    Yes. I think this is true. And I think that can break people, when “offering up the lives of others” is actually what happens.

    Chesty’s exact words escape me but they were to this effect, that “there are worse things than to die for your country”. I’ve seen other quotes that capture the idea, which is that you are not choosing whether to die or not, but for what purpose.

    Agree. I don’t know which quote you’re referring to. But I do know that “Chesty” Puller is alleged to have said:

    “Our country won’t go on forever, if we stay soft as we are now. There won’t be any America—because some foreign soldiery will invade us and take our women and breed a hardier race.”

    And also:

    “Take me to the Brig. I want to see the “real Marines.”

    And also:

    “There are not enough Chinamen in the world to stop a fully armed Marine regiment from going where ever they want to go”

    Lord, I hope that last one, at least, is true. But, yikes. How politically incorrect and uncomfortable all those quotes are!

    It made more comprehensible to me the courage of our heroic combat leaders who call for the same sacrifice from those in their charge that they call for from themselves.
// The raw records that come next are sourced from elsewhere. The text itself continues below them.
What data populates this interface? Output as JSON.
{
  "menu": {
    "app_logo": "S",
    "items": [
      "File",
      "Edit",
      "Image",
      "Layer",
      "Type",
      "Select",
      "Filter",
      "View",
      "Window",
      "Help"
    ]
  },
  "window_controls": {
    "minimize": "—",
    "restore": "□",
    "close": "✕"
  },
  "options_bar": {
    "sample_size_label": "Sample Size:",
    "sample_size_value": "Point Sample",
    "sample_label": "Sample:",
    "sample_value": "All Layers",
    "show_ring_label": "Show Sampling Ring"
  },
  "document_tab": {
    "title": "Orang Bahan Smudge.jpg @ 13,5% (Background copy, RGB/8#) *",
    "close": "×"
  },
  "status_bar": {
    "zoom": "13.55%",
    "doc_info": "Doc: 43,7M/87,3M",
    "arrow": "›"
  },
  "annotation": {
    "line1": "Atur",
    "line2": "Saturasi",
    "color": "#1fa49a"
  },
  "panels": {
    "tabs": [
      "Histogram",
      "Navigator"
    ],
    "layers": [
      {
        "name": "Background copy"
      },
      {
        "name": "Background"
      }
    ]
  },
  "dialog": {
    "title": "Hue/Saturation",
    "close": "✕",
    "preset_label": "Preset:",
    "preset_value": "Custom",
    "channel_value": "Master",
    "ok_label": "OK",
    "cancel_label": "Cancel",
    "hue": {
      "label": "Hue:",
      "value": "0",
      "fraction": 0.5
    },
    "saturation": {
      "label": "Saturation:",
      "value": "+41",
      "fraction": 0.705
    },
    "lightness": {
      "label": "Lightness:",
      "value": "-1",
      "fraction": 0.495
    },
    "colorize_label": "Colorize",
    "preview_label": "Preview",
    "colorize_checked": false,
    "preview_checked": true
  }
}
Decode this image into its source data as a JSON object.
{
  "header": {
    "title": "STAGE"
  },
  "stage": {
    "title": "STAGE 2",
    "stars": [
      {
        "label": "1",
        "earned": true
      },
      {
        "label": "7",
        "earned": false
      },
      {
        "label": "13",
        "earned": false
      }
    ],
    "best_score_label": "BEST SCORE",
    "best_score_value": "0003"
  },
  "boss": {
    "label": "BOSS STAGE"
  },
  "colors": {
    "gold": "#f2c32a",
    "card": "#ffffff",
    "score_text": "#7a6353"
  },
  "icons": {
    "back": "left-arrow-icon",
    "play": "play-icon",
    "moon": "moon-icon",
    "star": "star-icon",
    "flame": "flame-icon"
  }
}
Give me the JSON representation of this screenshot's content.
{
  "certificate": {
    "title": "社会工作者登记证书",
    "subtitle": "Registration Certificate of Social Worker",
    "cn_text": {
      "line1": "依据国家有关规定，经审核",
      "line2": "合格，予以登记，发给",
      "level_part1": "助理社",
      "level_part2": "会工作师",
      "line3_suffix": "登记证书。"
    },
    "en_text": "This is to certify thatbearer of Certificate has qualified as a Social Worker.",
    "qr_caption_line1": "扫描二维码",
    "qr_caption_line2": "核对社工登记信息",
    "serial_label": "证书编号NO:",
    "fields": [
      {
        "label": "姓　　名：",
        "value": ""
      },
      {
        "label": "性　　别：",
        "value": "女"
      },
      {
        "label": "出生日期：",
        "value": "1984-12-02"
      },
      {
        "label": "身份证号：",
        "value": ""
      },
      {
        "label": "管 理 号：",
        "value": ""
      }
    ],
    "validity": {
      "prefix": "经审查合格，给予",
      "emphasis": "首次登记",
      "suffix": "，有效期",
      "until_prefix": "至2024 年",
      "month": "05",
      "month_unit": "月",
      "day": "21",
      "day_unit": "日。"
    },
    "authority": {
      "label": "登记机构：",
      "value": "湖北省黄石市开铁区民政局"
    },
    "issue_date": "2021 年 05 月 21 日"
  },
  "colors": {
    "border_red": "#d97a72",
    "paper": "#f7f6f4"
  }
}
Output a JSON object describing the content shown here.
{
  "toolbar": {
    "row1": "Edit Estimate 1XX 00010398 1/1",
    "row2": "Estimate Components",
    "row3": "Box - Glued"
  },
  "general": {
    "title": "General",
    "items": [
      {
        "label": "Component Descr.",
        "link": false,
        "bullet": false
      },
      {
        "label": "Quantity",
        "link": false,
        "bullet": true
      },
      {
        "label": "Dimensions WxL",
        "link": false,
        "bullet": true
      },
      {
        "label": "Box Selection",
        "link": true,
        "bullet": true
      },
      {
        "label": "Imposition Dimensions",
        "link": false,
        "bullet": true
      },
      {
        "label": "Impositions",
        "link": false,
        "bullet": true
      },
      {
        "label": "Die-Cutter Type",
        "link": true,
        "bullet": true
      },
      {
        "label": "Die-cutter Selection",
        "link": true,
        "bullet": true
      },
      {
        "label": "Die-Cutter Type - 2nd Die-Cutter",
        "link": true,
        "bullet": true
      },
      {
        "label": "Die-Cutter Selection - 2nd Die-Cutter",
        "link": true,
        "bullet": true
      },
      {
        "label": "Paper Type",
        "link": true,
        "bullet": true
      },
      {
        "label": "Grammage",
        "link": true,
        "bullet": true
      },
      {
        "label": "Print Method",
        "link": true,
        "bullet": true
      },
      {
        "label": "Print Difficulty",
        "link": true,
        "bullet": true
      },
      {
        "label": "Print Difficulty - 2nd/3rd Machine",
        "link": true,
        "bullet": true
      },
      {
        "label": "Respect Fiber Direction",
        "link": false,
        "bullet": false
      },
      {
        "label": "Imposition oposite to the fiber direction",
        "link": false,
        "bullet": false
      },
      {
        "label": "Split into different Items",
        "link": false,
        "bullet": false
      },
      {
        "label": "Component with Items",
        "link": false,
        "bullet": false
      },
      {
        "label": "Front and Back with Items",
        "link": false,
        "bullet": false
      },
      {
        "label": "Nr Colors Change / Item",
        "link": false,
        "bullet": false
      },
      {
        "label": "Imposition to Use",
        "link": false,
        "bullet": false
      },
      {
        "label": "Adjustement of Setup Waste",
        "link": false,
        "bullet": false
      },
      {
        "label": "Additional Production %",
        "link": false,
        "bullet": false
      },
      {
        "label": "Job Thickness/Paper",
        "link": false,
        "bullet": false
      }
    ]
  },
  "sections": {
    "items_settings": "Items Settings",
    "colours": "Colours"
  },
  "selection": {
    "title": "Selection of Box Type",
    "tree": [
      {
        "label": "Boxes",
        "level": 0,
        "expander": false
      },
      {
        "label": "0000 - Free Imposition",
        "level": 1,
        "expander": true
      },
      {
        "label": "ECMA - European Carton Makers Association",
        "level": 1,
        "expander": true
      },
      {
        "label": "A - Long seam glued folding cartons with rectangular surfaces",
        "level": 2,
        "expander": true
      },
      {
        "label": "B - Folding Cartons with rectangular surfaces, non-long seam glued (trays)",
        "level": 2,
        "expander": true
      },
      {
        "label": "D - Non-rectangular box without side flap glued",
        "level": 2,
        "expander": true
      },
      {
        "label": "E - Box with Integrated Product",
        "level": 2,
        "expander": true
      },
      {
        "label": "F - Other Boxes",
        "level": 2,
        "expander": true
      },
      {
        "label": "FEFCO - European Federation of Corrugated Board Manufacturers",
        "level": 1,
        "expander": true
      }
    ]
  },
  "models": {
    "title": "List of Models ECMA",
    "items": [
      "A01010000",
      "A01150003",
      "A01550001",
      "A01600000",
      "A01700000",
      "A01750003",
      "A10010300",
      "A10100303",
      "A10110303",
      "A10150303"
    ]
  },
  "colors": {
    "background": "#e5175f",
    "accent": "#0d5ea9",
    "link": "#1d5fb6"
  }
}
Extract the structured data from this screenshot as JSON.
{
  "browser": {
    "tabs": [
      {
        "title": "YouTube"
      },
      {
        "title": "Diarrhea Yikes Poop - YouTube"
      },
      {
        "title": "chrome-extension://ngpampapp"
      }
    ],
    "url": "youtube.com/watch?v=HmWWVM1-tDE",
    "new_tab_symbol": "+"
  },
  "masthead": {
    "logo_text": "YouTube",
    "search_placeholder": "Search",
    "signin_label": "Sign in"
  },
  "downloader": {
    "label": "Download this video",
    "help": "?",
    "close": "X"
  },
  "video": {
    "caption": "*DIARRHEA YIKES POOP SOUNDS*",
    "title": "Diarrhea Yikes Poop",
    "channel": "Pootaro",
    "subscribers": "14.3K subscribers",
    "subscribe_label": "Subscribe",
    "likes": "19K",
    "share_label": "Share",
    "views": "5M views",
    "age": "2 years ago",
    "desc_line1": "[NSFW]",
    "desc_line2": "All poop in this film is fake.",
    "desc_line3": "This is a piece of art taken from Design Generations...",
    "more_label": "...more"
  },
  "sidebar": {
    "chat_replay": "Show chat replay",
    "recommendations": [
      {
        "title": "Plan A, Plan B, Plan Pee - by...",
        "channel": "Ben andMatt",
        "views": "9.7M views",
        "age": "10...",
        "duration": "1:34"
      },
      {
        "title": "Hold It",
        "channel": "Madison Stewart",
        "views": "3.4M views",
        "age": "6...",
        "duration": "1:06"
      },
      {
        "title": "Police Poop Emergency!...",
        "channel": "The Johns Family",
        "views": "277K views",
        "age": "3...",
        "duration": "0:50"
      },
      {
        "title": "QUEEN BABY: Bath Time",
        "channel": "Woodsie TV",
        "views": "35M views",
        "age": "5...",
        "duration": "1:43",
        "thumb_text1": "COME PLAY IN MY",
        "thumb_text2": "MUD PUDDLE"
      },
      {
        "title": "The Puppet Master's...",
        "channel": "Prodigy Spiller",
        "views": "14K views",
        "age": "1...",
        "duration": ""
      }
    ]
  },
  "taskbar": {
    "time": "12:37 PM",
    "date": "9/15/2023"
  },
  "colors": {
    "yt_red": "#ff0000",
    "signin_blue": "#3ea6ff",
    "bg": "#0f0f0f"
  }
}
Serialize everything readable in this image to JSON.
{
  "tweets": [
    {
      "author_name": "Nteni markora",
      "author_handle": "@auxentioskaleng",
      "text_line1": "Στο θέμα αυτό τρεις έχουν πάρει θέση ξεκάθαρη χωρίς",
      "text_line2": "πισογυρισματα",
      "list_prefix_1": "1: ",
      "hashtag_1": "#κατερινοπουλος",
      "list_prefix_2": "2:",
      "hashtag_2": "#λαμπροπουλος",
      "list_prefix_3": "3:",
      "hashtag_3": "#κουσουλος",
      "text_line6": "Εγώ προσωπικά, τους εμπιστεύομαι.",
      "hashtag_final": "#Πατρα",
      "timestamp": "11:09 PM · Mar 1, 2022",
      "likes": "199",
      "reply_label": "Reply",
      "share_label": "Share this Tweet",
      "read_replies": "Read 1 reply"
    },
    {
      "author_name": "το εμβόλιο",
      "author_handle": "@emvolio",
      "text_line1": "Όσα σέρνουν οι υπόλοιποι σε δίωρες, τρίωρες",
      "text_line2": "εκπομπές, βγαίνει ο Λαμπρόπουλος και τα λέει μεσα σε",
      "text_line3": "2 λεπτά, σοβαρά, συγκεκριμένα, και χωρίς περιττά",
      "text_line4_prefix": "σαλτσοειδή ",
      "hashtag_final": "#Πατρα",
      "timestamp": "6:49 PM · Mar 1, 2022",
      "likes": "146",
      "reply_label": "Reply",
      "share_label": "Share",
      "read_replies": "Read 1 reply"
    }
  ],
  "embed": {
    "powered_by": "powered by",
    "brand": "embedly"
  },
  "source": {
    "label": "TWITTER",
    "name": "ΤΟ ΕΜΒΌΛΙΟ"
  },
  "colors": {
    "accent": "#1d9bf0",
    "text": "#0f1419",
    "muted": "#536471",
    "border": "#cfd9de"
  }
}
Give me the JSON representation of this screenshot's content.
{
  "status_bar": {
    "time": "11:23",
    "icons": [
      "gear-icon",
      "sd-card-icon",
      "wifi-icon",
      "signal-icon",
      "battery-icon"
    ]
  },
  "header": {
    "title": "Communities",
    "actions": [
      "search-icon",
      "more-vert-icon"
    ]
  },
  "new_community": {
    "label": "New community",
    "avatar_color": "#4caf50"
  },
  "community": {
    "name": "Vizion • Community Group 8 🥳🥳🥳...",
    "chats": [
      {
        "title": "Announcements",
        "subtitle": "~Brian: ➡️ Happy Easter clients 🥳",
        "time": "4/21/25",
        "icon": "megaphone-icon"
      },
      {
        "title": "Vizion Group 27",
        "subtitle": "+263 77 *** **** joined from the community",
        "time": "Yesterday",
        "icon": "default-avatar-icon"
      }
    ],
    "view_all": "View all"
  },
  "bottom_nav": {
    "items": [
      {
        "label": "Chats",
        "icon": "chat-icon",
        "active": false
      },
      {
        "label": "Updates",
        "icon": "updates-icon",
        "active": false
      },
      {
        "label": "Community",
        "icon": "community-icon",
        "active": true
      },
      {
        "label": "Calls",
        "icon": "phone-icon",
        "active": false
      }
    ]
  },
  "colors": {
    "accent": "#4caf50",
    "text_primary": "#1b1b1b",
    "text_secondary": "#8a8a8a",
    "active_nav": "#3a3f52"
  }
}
    I wonder, sometimes, who are the “warrior leaders” and who are their “terrified, cowering men.” Seems to me, as you go up (and down) the chain of command, that those paradigms may shift (which is one of the reasons that the Bernard Cornwell, Richard Sharpe, books and videos are among my favorites of all times). Because I think that the “terrified, cowering men” exist at all levels, including the highest. The most difficult paradigm of all, I think is when such “terrified, cowering” men are at the top of the pyramid, and when those “below” them have more of a grasp of the situation, more of an understanding of what is needed, and more guts, than their supreme commander.

    I have a feeling that there are many on Ricochet who could speak to this situation. If they are reading this post, I thank them, and invite them to do so.

    • #19
    • June 7, 2018, at 12:19 PM PDT
    • 3 likes
  20. Percival Thatcher
    Percival Joined in the first year of Ricochet Ricochet Charter Member

    Retreat, hell. We just got here!

    — Capt. Lloyd W. Williams, 51st Company, 2nd Battalion, 5th Marines, to a French colonel, June 2, 1918

    • #20
    • June 7, 2018, at 3:23 PM PDT
    • 3 likes
  21. ST Inactive
    ST

    Great post.

    I seem to recall that there have been one or more attempts by certain powers that be to either eliminate entirely or roll the (US) Marine Corps into some sort of outfit within our Army.

    Always liked this painting depicting Marines in Belleau Wood.

    • #21
    • June 9, 2018, at 6:26 AM PDT
    • 3 likes
  22. Percival Thatcher
    Percival Joined in the first year of Ricochet Ricochet Charter Member

    A young man that had just enlisted in the US Marine Corps, when told who his First Sergeant was, said “God, you mean he’s real? I thought he was someone the Marines made up, like Paul Bunyan.”

    • #22
    • June 9, 2018, at 7:39 AM PDT
    • 4 likes
  23. Nanda "Chaps" Panjan… Inactive

    @simontemplar: Bienvenido de Vuelta, Sñr. Caballero! I was wondering whether I might have to deploy the “yut-signal” soon. :-)

    (Thanks, TBA!)

    • #23
    • June 9, 2018, at 10:15 AM PDT
    • 2 likes